(Items from an interface collection)
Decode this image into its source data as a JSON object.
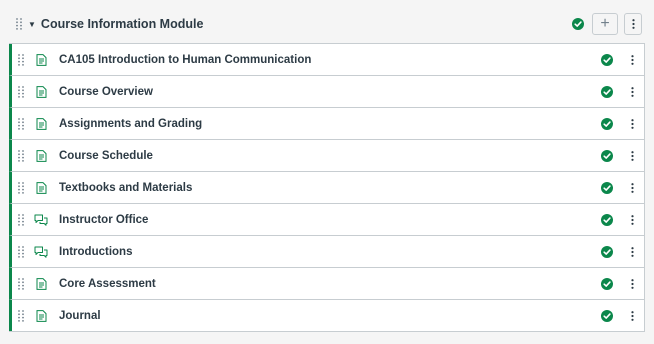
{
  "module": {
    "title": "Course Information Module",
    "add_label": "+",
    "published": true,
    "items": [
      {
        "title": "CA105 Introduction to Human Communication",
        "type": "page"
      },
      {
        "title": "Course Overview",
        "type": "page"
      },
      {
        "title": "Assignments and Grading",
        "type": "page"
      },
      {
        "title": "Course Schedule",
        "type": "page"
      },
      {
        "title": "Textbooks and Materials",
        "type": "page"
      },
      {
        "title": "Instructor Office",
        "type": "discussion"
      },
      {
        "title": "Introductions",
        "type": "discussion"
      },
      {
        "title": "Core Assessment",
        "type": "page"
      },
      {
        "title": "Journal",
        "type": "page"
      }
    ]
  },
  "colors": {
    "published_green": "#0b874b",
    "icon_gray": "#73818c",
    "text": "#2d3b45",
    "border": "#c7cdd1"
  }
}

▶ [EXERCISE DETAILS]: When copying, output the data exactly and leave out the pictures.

▶ [SOLUTION]:
Decode this image into its source data as a JSON object.
{
  "module": {
    "title": "Course Information Module",
    "add_label": "+",
    "published": true,
    "items": [
      {
        "title": "CA105 Introduction to Human Communication",
        "type": "page"
      },
      {
        "title": "Course Overview",
        "type": "page"
      },
      {
        "title": "Assignments and Grading",
        "type": "page"
      },
      {
        "title": "Course Schedule",
        "type": "page"
      },
      {
        "title": "Textbooks and Materials",
        "type": "page"
      },
      {
        "title": "Instructor Office",
        "type": "discussion"
      },
      {
        "title": "Introductions",
        "type": "discussion"
      },
      {
        "title": "Core Assessment",
        "type": "page"
      },
      {
        "title": "Journal",
        "type": "page"
      }
    ]
  },
  "colors": {
    "published_green": "#0b874b",
    "icon_gray": "#73818c",
    "text": "#2d3b45",
    "border": "#c7cdd1"
  }
}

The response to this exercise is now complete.